A recent Defense News special report highlighted global trends in defense spending. The conclusions are unsurprising; The locus of global military spending (and global military power) is shifting towards Asia, especially as some European countries ramp down defense expenditures. The “Asian Pivot” by the United States threatens to exacerbate this trend, although the United States already devotes a great percentage of its military strength to the Pacific.
The bulk of new spending comes in the form of investment in air and naval capabilities, revealing an international focus. Spending on armies can go to either international influence or to domestic security; ships, planes, and the support capabilities necessary to keep them sailing and flying tend to have foreign objectives.
To be sure, the shift in weight of defense spending can be overstated. Britain and France remain two of the most prolific spenders, with big ticket items including major warship and aircraft purchases. A few other European countries (most notably Norway and Poland ) have also accelerated defense spending. Taken as a whole, the European Union can throw around a considerable amount of military weight, especially given the lack of any internal tensions. Moreover, the purveyors of the most sophisticated defense technology continue to hail from Europe (as well as the United States).
The increase in absolute defense spending in Asia obscures an important truth, however; despite the increases, the economies of East and South Asia remain relatively demilitarized in comparison to the Cold War. Apart from North Korea, no South or East Asian country spends more than three percent of its GDP on defense. India devotes a considerably lower percentage of its economy to defense today than it did during the Cold War. Chinese military expenditures have similarly declined as percentage of GDP. Russia spends only a tiny fraction of what it spent during the Cold War, and unlike China and India it spends from a smaller pie. Japan, of course, remains constitutionally committed to 1% spending, which remains an enormous amount because of the size of the Japanese economy. By comparison, the United States currently spends 4.5% of its GDP on defense (including costs associated with the ongoing war in Afghanistan) while both Britain and France spend more than 2%.
There are at least three potential interpretations of the increase in Asian defense spending.
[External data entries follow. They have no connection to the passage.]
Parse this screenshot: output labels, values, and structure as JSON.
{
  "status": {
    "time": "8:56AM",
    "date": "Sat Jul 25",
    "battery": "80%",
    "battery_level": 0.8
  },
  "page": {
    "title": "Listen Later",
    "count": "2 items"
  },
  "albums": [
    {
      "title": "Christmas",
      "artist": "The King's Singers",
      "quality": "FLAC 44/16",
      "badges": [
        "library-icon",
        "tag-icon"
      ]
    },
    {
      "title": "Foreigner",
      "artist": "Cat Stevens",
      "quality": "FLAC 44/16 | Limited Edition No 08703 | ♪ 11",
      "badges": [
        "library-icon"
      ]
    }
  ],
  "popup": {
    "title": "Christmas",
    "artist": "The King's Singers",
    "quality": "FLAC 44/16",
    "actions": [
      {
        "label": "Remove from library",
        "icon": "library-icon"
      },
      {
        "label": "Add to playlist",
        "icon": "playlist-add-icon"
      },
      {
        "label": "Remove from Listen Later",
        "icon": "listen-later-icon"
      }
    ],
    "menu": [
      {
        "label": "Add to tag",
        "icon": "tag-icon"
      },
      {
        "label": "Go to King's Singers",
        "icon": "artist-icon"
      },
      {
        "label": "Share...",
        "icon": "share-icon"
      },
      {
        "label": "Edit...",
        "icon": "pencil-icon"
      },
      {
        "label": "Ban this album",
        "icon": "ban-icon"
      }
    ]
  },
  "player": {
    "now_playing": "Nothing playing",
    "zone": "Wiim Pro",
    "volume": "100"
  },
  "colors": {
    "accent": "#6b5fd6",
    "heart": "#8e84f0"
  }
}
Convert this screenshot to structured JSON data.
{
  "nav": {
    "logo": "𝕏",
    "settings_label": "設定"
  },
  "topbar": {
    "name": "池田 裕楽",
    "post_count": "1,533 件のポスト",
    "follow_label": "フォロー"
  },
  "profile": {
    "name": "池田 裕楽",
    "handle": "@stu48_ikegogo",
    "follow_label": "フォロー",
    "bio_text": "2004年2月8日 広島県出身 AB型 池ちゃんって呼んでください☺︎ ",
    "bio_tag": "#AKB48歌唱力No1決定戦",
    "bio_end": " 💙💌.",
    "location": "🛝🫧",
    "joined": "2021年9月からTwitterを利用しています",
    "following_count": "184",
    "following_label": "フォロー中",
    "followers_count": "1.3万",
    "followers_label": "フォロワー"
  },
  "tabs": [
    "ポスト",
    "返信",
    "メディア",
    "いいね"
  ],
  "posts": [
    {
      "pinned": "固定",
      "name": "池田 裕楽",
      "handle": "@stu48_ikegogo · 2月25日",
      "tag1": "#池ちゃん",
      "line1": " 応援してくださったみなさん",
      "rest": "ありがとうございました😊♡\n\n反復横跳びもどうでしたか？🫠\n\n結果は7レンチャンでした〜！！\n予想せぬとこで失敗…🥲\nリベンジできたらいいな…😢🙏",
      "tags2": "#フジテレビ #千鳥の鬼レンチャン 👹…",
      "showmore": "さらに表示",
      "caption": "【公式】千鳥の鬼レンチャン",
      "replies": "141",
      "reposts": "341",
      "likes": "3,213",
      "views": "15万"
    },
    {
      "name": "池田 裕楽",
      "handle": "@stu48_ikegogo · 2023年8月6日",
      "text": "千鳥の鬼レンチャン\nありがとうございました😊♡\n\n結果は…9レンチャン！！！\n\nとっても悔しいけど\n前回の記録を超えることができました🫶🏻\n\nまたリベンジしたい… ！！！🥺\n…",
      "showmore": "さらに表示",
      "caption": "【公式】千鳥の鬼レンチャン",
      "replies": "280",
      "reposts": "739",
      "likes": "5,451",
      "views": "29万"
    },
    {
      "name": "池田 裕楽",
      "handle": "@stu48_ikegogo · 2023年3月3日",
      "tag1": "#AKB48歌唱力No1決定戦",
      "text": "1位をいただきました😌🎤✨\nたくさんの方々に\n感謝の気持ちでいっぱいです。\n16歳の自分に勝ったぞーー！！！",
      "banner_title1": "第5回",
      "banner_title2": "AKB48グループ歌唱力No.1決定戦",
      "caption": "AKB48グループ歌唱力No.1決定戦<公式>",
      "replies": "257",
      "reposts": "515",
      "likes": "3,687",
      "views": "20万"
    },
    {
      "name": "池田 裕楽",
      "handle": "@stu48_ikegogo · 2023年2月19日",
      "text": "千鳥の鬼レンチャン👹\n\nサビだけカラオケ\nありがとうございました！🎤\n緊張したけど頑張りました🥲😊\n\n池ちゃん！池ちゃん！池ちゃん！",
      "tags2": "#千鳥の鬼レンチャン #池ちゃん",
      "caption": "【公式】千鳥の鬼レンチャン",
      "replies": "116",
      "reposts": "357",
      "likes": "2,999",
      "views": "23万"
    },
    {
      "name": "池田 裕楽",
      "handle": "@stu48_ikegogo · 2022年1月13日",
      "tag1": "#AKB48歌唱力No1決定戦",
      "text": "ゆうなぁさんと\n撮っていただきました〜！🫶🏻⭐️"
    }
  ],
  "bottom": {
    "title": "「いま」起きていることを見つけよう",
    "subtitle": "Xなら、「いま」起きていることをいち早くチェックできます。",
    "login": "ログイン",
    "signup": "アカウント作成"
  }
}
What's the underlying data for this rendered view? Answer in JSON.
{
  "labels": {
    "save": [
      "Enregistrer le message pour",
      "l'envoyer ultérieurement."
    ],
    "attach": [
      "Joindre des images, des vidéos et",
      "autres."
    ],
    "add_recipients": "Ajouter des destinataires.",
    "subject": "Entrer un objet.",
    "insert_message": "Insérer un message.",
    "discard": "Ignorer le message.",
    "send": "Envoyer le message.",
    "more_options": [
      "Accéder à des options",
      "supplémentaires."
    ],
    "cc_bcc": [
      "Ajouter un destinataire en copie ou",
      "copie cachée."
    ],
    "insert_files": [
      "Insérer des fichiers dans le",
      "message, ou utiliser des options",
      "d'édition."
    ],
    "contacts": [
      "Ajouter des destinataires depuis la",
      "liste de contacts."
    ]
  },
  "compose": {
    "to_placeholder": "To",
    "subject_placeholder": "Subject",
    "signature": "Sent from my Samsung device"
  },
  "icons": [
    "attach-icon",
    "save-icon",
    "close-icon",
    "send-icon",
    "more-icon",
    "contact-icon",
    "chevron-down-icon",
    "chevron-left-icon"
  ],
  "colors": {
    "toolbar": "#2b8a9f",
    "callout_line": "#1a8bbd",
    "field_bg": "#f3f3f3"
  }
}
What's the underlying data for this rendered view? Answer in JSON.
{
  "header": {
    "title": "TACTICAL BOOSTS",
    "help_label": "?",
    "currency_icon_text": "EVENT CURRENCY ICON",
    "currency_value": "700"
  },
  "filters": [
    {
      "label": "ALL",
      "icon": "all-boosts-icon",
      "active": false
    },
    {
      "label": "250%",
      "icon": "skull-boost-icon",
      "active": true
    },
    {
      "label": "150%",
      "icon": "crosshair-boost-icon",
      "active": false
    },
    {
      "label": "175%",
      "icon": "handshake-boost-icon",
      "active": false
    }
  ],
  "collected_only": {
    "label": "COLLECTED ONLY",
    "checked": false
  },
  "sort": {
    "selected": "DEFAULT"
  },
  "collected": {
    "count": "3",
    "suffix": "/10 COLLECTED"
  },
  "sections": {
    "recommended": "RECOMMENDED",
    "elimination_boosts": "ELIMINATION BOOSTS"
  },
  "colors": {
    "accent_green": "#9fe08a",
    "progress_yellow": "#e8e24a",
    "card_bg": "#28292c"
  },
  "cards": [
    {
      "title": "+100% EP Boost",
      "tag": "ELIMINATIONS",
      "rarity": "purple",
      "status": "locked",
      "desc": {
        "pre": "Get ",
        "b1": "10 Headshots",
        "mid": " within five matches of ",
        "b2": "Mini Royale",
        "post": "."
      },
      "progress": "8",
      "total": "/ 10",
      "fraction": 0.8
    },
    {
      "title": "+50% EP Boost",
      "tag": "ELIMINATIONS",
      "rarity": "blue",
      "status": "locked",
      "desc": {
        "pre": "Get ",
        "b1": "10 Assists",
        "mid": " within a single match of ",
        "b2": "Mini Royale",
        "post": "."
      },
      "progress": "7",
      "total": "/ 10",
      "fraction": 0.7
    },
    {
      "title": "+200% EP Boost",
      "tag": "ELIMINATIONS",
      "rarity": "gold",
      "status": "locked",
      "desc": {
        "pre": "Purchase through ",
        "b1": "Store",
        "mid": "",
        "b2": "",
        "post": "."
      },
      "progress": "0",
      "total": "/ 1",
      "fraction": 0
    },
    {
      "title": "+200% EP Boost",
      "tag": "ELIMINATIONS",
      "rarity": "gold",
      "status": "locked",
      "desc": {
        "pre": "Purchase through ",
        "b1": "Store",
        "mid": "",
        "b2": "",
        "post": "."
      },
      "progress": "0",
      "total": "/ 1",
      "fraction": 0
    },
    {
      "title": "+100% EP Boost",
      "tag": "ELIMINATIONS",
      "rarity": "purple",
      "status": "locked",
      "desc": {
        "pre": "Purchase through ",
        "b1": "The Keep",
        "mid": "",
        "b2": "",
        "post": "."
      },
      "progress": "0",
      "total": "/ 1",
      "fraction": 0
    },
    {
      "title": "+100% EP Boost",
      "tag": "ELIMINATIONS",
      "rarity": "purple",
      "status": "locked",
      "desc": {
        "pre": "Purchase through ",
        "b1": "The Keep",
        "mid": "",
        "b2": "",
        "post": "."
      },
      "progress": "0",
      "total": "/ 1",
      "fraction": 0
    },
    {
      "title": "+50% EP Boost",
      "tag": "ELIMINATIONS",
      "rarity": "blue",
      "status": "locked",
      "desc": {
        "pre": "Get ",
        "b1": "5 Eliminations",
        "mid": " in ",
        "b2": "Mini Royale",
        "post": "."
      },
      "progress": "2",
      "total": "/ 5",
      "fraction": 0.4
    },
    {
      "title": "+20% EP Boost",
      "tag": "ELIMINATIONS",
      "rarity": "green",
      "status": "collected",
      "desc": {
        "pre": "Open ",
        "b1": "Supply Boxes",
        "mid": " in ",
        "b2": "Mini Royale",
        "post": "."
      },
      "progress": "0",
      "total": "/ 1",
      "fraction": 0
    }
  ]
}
The first is straightforward; Asian powers are beginning to transform post-Cold War economic growth into military power, producing more modern, competent, and capable military organizations (especially at sea and in the air). The broad trend of defense growth suggests that these increases represent balancing against one another, perhaps with a focus on China.
A second interpretation, however, implies that the great powers of Asia feel relatively secure, and have not yet begun to engage in the kind of defense buildup that would suggest real concern about their safety. In American political culture, dire warnings about the paucity of the defense budget are common, and yet few-to-no Asian countries devote nearly the same resources to defense as the U.S. In this interpretation, the absolute increases represent simply the results of economic growth, perhaps looming larger in the imagination because of simultaneous cuts to European budgets.
A final interpretation is that the atmosphere of relative security in Asia depends on U.S. military hegemony, and that this hegemony depends on the willingness of the United States to spend and the willingness of potential competitors not to spend. U.S. military capability does not yet appear so threatening that enemies have balanced in response, and the potential for U.S. intervention in any given conflict holds down expenditures.
These interpretations are not wholly incompatible with one another. If states like India and China continue to grow at a faster rate than the United States (a good, though not certain, bet), however, then even normal, absolute increases in defense spending will disrupt the atmosphere of U.S. military hegemony, reducing the sense of regional security and potentially spurring additional, security related spending. Unfortunately, there is little that the United States can do unilaterally to prevent this outcome; the difference between 3.5% of GDP (which the U.S. currently spends not counting the War in Afghanistan) to defense and 4.0% only pushes back the timeframe of a major regional shift.